*DATA LISTING:*
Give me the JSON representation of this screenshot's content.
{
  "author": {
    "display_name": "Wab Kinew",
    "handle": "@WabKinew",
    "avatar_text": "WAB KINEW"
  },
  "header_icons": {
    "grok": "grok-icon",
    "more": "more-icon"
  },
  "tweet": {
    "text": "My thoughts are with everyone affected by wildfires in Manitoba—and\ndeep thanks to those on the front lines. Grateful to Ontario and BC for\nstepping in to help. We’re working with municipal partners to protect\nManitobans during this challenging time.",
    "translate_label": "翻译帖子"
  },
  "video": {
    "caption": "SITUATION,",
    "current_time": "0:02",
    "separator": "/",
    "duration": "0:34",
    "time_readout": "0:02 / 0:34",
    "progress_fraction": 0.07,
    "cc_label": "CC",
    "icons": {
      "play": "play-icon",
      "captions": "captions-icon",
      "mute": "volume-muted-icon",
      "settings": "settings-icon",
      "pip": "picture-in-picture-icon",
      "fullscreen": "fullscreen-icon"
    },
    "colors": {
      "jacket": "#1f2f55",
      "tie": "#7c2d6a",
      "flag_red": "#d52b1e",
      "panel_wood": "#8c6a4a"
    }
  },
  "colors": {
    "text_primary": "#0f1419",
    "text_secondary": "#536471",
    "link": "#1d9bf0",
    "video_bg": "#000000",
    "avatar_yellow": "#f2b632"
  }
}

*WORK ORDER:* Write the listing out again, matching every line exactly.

*TASK RESPONSE:*
Give me the JSON representation of this screenshot's content.
{
  "author": {
    "display_name": "Wab Kinew",
    "handle": "@WabKinew",
    "avatar_text": "WAB KINEW"
  },
  "header_icons": {
    "grok": "grok-icon",
    "more": "more-icon"
  },
  "tweet": {
    "text": "My thoughts are with everyone affected by wildfires in Manitoba—and\ndeep thanks to those on the front lines. Grateful to Ontario and BC for\nstepping in to help. We’re working with municipal partners to protect\nManitobans during this challenging time.",
    "translate_label": "翻译帖子"
  },
  "video": {
    "caption": "SITUATION,",
    "current_time": "0:02",
    "separator": "/",
    "duration": "0:34",
    "time_readout": "0:02 / 0:34",
    "progress_fraction": 0.07,
    "cc_label": "CC",
    "icons": {
      "play": "play-icon",
      "captions": "captions-icon",
      "mute": "volume-muted-icon",
      "settings": "settings-icon",
      "pip": "picture-in-picture-icon",
      "fullscreen": "fullscreen-icon"
    },
    "colors": {
      "jacket": "#1f2f55",
      "tie": "#7c2d6a",
      "flag_red": "#d52b1e",
      "panel_wood": "#8c6a4a"
    }
  },
  "colors": {
    "text_primary": "#0f1419",
    "text_secondary": "#536471",
    "link": "#1d9bf0",
    "video_bg": "#000000",
    "avatar_yellow": "#f2b632"
  }
}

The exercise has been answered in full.